TASK REQUIREMENTS: The records that follow are to be repeated exactly, with no pictures carried over.

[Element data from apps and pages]
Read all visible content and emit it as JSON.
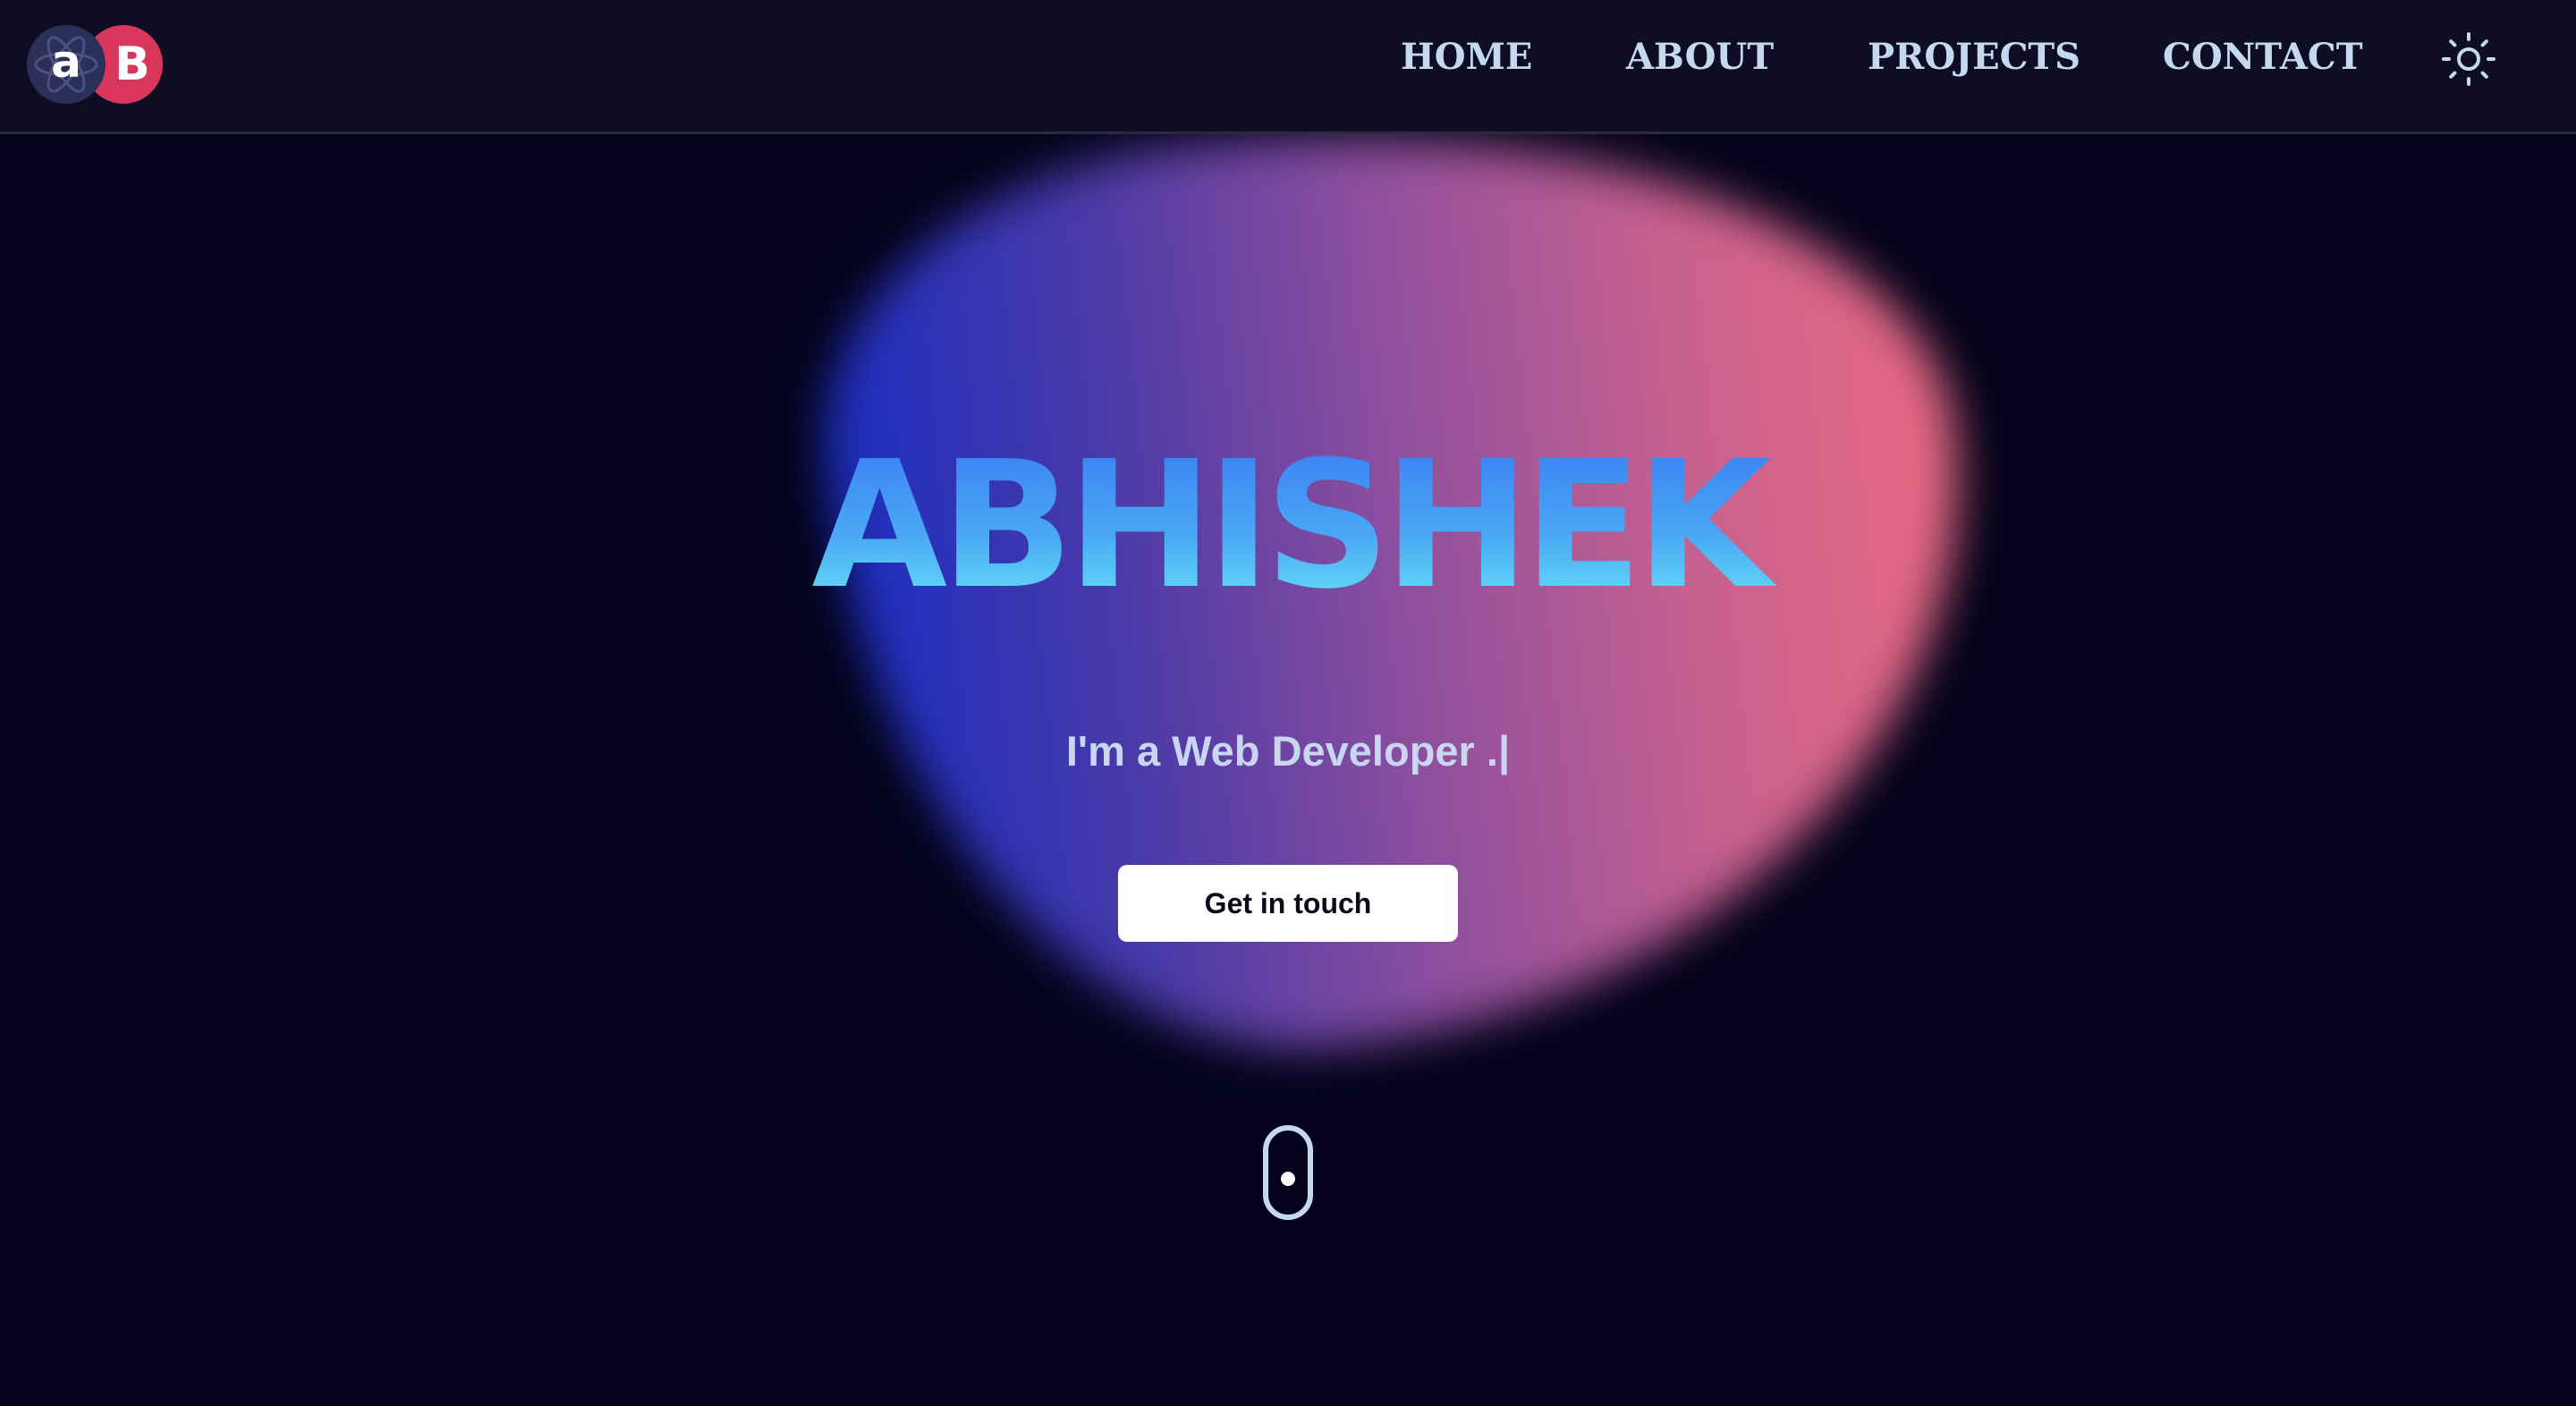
{
  "header": {
    "logo": {
      "letter_left": "a",
      "letter_right": "B",
      "colors": {
        "left_circle": "#2b3058",
        "right_circle": "#d8365a"
      }
    },
    "nav": [
      {
        "label": "HOME"
      },
      {
        "label": "ABOUT"
      },
      {
        "label": "PROJECTS"
      },
      {
        "label": "CONTACT"
      }
    ],
    "theme_toggle_icon": "sun-icon"
  },
  "hero": {
    "name": "ABHISHEK",
    "subtitle": "I'm a Web Developer .|",
    "cta_label": "Get in touch",
    "scroll_icon": "mouse-scroll-icon"
  },
  "colors": {
    "background": "#03021a",
    "header_bg": "#0e0d24",
    "nav_text": "#c4d8ef",
    "blob_start": "#1a2ec2",
    "blob_end": "#ea6a82",
    "title_gradient_top": "#3b7ef2",
    "title_gradient_bottom": "#68e4f7"
  }
}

FINISHED EXERCISE:
Read all visible content and emit it as JSON.
{
  "header": {
    "logo": {
      "letter_left": "a",
      "letter_right": "B",
      "colors": {
        "left_circle": "#2b3058",
        "right_circle": "#d8365a"
      }
    },
    "nav": [
      {
        "label": "HOME"
      },
      {
        "label": "ABOUT"
      },
      {
        "label": "PROJECTS"
      },
      {
        "label": "CONTACT"
      }
    ],
    "theme_toggle_icon": "sun-icon"
  },
  "hero": {
    "name": "ABHISHEK",
    "subtitle": "I'm a Web Developer .|",
    "cta_label": "Get in touch",
    "scroll_icon": "mouse-scroll-icon"
  },
  "colors": {
    "background": "#03021a",
    "header_bg": "#0e0d24",
    "nav_text": "#c4d8ef",
    "blob_start": "#1a2ec2",
    "blob_end": "#ea6a82",
    "title_gradient_top": "#3b7ef2",
    "title_gradient_bottom": "#68e4f7"
  }
}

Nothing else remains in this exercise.